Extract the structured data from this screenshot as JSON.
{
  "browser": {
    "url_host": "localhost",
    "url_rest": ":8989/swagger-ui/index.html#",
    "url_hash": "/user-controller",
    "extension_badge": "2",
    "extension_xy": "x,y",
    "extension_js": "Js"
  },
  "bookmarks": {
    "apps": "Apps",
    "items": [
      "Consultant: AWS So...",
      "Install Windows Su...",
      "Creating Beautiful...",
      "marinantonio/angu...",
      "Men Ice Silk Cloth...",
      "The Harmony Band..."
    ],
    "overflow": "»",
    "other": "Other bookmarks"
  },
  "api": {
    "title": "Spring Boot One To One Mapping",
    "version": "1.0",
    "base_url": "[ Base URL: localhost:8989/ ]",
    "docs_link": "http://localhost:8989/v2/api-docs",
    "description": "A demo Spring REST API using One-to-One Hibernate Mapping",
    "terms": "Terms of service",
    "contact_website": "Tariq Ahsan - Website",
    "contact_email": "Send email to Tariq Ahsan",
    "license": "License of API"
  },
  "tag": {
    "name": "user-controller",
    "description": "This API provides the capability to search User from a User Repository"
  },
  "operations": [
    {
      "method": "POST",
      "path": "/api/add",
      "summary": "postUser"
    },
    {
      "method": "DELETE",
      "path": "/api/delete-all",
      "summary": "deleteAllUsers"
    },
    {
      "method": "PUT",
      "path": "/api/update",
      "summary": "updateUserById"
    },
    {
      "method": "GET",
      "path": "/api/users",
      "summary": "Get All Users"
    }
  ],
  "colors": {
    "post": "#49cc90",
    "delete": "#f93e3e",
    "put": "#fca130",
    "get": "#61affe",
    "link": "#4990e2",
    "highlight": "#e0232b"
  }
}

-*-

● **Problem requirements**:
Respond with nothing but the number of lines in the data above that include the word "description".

● **Result below**:
2